Doing What You Love
I must have heard this phrase a hundred, a thousand times, and yet never really admitted it into my brain. Until yesterday.
Yesterday was the moment when it all made sense. I mean, it doesn't really, not really really, but then nothing about this adventure makes sense. The only thing that makes sense is to keep going and see what happens. This is a Kierkegaardian leap of faith. Stepping into the unknown, out of my comfort zone.
A Sense of Peace
What makes sense is the odd sense of rightness I feel about doing this. I've only experienced it a few times. The moment when I knew I should get married to my grade school sweetheart. The moment when I switched from mechanical engineering to electrical engineering, when I was within two classes of graduating with a mechanical engineering degree from Purdue. Moments on the running trail, about an hour in, when the brain noise quiets and all that's left is serenity and peace.
It's a moment that's hard to describe, but here's the closest analogy: it's when I give up trying to live my own life, and let the universe's lifeforce, which feels like a stream of water, carry me to where it wants to. I give up resisting, and give in to the gentle pushing of its own will and direction.
Confessions of a Geometry Addict
I'd been studying geometry for the last two years. It was a plan of study that was random, directionless - with only a built-in sense of direction to help guide the way, and without goal. I wasn't going any money doing this. It just seemed right to do.
Along the way I posted a few articles here. I've filled up two bound notebooks with summaries of geometry notes, six spiral bound notebooks that are more like working papers that will never see the light of day, filled with errors, mistakes, blind alleys, and countless Word documents that no one will read. It was all for fun, all for my own amusement.
Writing a Book
I started to write a book. Then got serious about writing this book. The format's 6 x 9, small, a soft bound book a high school kid can throw in his backpack and fish out whenever he's bored. Look at the pretty pictures, wonder about the math behind the pretty pictures, maybe give it a go in a desultory sort of way.

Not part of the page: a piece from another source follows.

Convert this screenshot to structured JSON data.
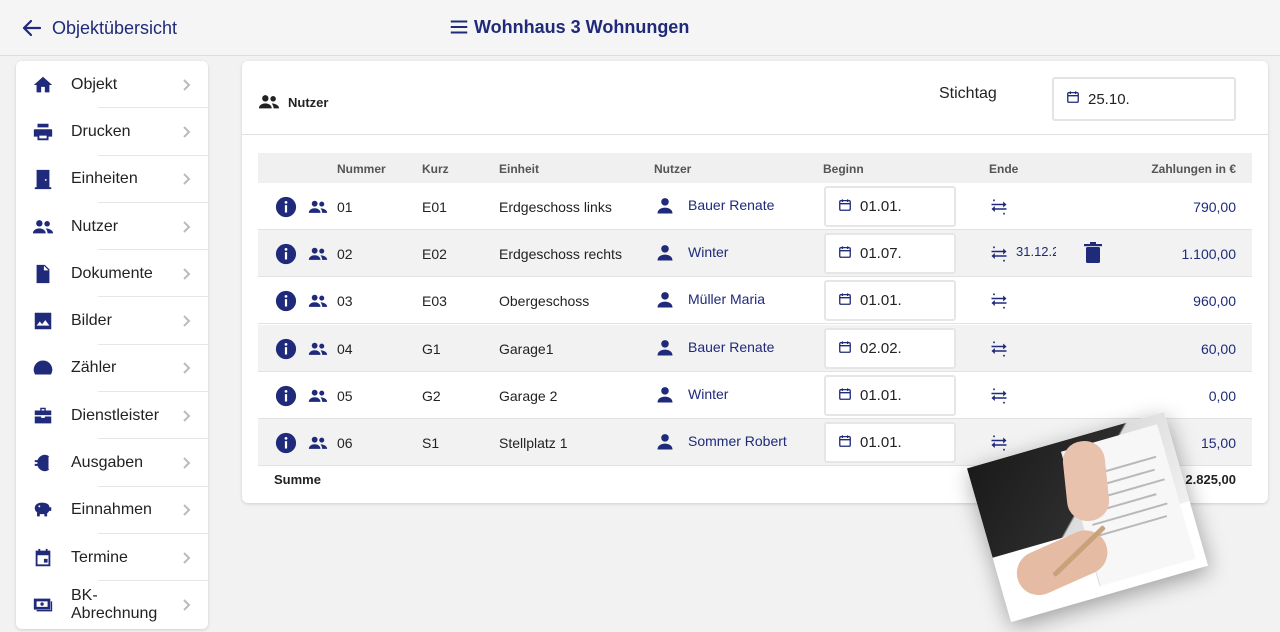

Eventually it'll get under his skin and he'll be forced by his own curiosity to know more about this bizarre geometry that doesn't appear in any of his textbooks.... This book is for him. This is for that teenager who's right on the borderline between doing science, or doing the arts. This might pull him back into the sciences. Or better yet, it'll convince him that there is no inherent boundary between the arts and the sciences. If science is done right, it is art. If art is done right, it respects and reflects science.
The moment of clarity was when I realized that this needed to be taught in class. Books are fine, but passing the torch of knowledge is an intense and personal, highly interactive human endeavor. I had to teach this stuff.
Standing In The Gap
I'm not the best teacher in the world. There are plenty better mathematicians out there. But it's a start. This feels like a stand-in-the-gap moment. Someone's got to do it. You might as well get your love of mathematics from me. I can show you the promised land. I'll help get your foot in the door, and then tell you where you should go next, who you should study next. I'm only your first stop along this road of knowledge.
"Advanced Euclidean Geometry"
and an introduction to dynamical interactive geometry software
Tuesday, Sept. 10, 2013 - Nov. 19, 2013
7:00 - 9:00 p.m.
380 Old Waterford Rd. 20176
(close to Ida Lee park)
An introduction to modern, post-high school geometry. Topics include the Euler line, the three exscribed circles and the extangents triangle, Ceva's and Menelaus' theorems, Euler's identity (the distance between the incenter and the circumcenter), harmonic conjugates, inversion with respect to a circle, Napolean's triangles, barycentric and trilinear coordinates, Morley's theorem, Soddy circles, Voronoi diagrams, and conic sections. You'll see geometry come alive when you begin using dynamical, interactive geometry software.
Limited to 15 people. Intended for high school math and physics teachers, amateur mathematicians, bright high school students, and anyone with a strong high school mathematics background. I expect you to know geometry, algebra, and trigonometry fairly well. Every math club in the area should send a representative.
The library computer room is modern and spacious. Every seat has a Windows PC. We will be running C.a.R. geometry software, running over Java. (This software runs on Windows, Mac and Linux machines. It's truly marvelous!) You are encouraged to bring your laptop so you can keep notes and projects on your own machine.
Please email for reservations. The class is free.